Salvia is a popular flowering plant for urban gardens. With a combination of over 700 annual and perennial species, there’s a type of salvia out there for everyone.
They can prolifically reseed themselves, like the ones in the photo at left. These are growing in the cut out area of a sidewalk around the installation of a telephone pole. They most likely blew in from the cultivated salvia growing in a flower bed a couple houses down the street.
Although I don’t know the variety of this particular salvia, it is most likely one of the tender perennial varieties that are treated as annuals in temperate regions.
Salvia do best in full sun. Obviously they’re not fussy about their soil, only that it should be well drained.
If you’re planting salvia, you can direct seed it right in the garden in late spring. Sprinkle the seeds on top of the soil. Do not cover; press them in gently with your hand. Mist lightly after you plant them and then mist daily to keep them moist until they germinate.
You can also propagate them by root division, which is best done in spring.

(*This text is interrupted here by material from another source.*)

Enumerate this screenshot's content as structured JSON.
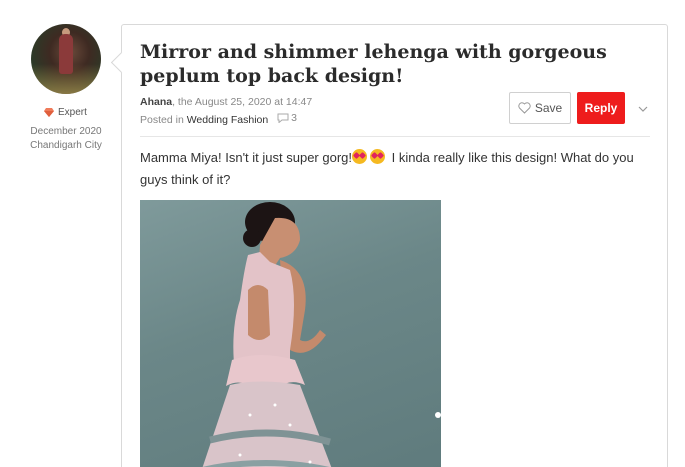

They’re also one of the most popular bedding plants found at garden centers and farmer’s markets every spring.
Space salvia 10 to 20 inches apart, depending on the size at maturity of the variety you’re planting.
Although the red variety of salvia is planted most often, the purple variety provides a cool contrast to the hot reds, oranges and yellows of most summer-blooming flowers. And it reseeds itself.